Definition

content delivery network (CDN)

Part of the Content management glossary:

A content delivery network (CDN) is an interconnected system of computers on the Internet that provides Web content rapidly to numerous users by duplicating the content on multiple server s and directing the content to users based on proximity. CDNs are used by Internet service providers (ISPs) to deliver static or dynamic Web pages but the technology is especially well suited to streaming audio, video, and Internet television ( IPTV ) programming.

In a CDN, content exists in multiple copies on strategically dispersed servers. This is known as content replication. A large CDN can have thousands of servers, making it possible to provide identical content to many users efficiently and reliably even at times of maximum Internet traffic or during sudden demand "spikes." When a specific page, file, or program is requested by a user, the server closest to that user (in terms of the minimum number of node s between the server and the user) is dynamically determined. This optimizes the speed with which the content is delivered to that user.

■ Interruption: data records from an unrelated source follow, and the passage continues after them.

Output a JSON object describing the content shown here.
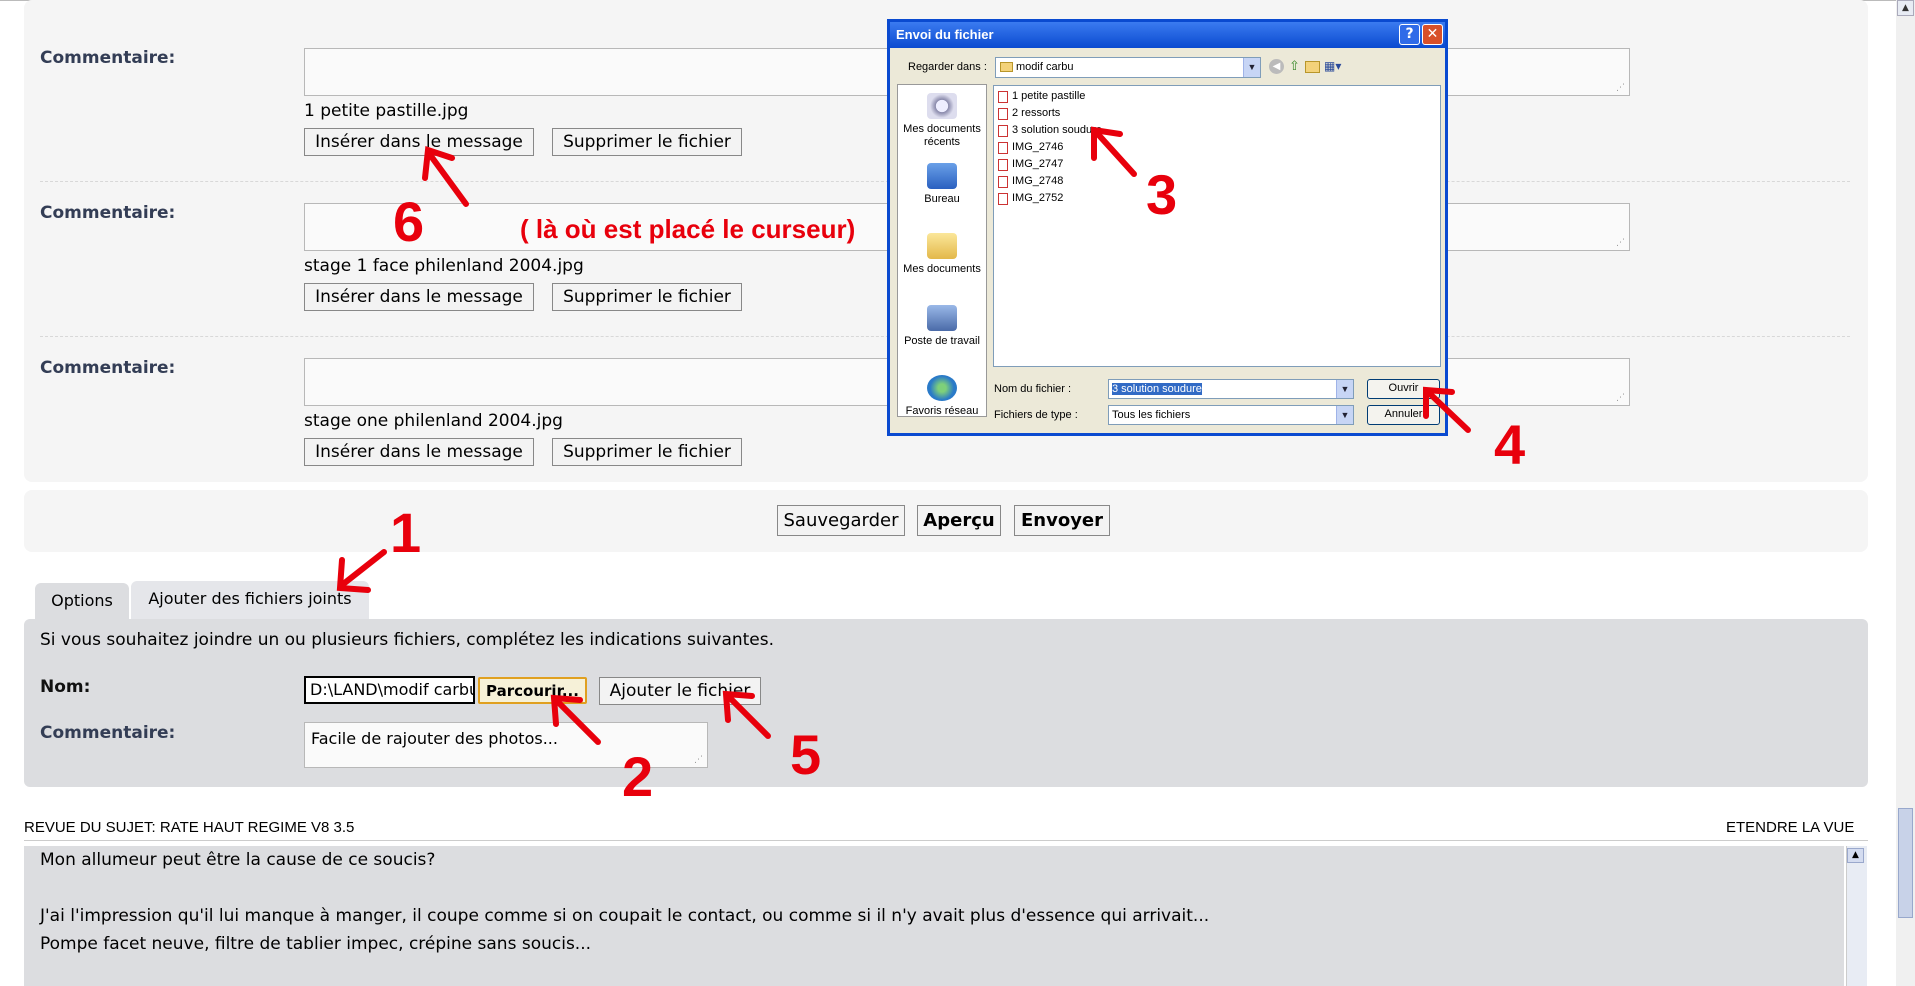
{
  "attachments": [
    {
      "comment_label": "Commentaire:",
      "filename": "1 petite pastille.jpg",
      "insert_label": "Insérer dans le message",
      "delete_label": "Supprimer le fichier"
    },
    {
      "comment_label": "Commentaire:",
      "filename": "stage 1 face philenland 2004.jpg",
      "insert_label": "Insérer dans le message",
      "delete_label": "Supprimer le fichier"
    },
    {
      "comment_label": "Commentaire:",
      "filename": "stage one philenland 2004.jpg",
      "insert_label": "Insérer dans le message",
      "delete_label": "Supprimer le fichier"
    }
  ],
  "submit": {
    "save": "Sauvegarder",
    "preview": "Aperçu",
    "send": "Envoyer"
  },
  "tabs": [
    {
      "label": "Options"
    },
    {
      "label": "Ajouter des fichiers joints"
    }
  ],
  "attach_form": {
    "intro": "Si vous souhaitez joindre un ou plusieurs fichiers, complétez les indications suivantes.",
    "name_label": "Nom:",
    "file_value": "D:\\LAND\\modif carbu\\",
    "browse": "Parcourir...",
    "add_file": "Ajouter le fichier",
    "comment_label": "Commentaire:",
    "comment_value": "Facile de rajouter des photos..."
  },
  "review": {
    "title": "REVUE DU SUJET: RATE HAUT REGIME V8 3.5",
    "expand": "ETENDRE LA VUE",
    "lines": [
      "Mon allumeur peut être la cause de ce soucis?",
      "",
      "J'ai l'impression qu'il lui manque à manger, il coupe comme si on coupait le contact, ou comme si il n'y avait plus d'essence qui arrivait...",
      "Pompe facet neuve, filtre de tablier impec, crépine sans soucis..."
    ]
  },
  "dialog": {
    "title": "Envoi du fichier",
    "help": "?",
    "close": "✕",
    "look_in_label": "Regarder dans :",
    "look_in_value": "modif carbu",
    "places": [
      {
        "label": "Mes documents récents",
        "icon": "recent-docs-icon"
      },
      {
        "label": "Bureau",
        "icon": "desktop-icon"
      },
      {
        "label": "Mes documents",
        "icon": "my-documents-icon"
      },
      {
        "label": "Poste de travail",
        "icon": "computer-icon"
      },
      {
        "label": "Favoris réseau",
        "icon": "network-icon"
      }
    ],
    "files": [
      "1 petite pastille",
      "2 ressorts",
      "3 solution soudure",
      "IMG_2746",
      "IMG_2747",
      "IMG_2748",
      "IMG_2752"
    ],
    "filename_label": "Nom du fichier :",
    "filename_value": "3 solution soudure",
    "filetype_label": "Fichiers de type :",
    "filetype_value": "Tous les fichiers",
    "open": "Ouvrir",
    "cancel": "Annuler"
  },
  "annotations": {
    "n1": "1",
    "n2": "2",
    "n3": "3",
    "n4": "4",
    "n5": "5",
    "n6": "6",
    "note6": "( là où est placé le curseur)",
    "color": "#e8000c"
  }
}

The use of CDN technology has obvious economic advantages to enterprises who expect, or experience, large numbers of hits on their Web sites from locations all over the world. If dozens or hundreds of other users happen to select the same Web page or content simultaneously, the CDN sends the content to each of them without delay or time-out. Problems with excessive latency , as well as large variations in latency from moment to moment (which can cause annoying "jitter" in streaming audio and video), are minimized. The bandwidth each user "sees" is maximized. The difference is noticed most by users with high-speed Internet connections who often demand streaming content or large files.

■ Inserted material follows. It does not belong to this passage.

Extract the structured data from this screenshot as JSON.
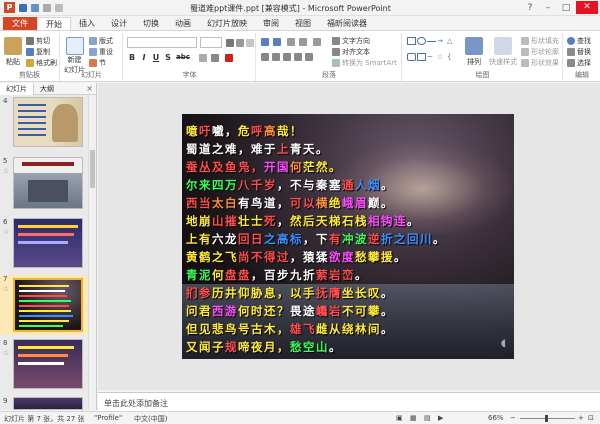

Another advantage of CDN technology is content redundancy that provides a fail-safe feature and allows for graceful degradation in the event of damage to, or malfunction of, a part of the Internet. Even during a large-scale attack that disables many servers, content on a CDN will remain available to at least some users. Still another advantage of CDN technology is the fact that it inherently offers enhanced data backup, archiving, and storage capacity. This can benefit individuals and enterprises who rely on online data backup services.

This was last updated in March 2011
Posted by: Margaret Rouse

Related Terms

Definitions

  • photocopier

    - A photocopier is an electronic machine that makes copies of images and documents. Photocopiers were once single-function devices. Now, enterprise-grade photocopiers are usually networked and perfo... (WhatIs.com)

  • Generally Accepted Recordkeeping Principles

    - Generally Accepted Recordkeeping Principles is a framework for managing records in a way that supports an organization's immediate and future regulatory, legal, risk mitigation, environmental and o... (SearchCompliance.com)

  • content gamification

    - Content gamification is the integration of interactive elements to online content as a means of increasing user engagement and as a result boosting page rank and traffic. (WhatIs.com)

Glossaries

  • Content management

    - Terms related to content management, including definitions about enterprise content management and words and phrases about content management applications (CMA) and content management systems (CMS).

  • Internet applications

    - This WhatIs.com glossary contains terms related to Internet applications, including definitions about Software as a Service (SaaS) delivery models and words and phrases about web sites, e-commerce ...

Ask a Question About content delivery network (CDN)Powered by ITKnowledgeExchange.com

Get answers from your peers on your most technical challenges

Tech TalkComment

Share
Comments

    Results

    Contribute to the conversation

    All fields are required. Comments will appear at the bottom of the article.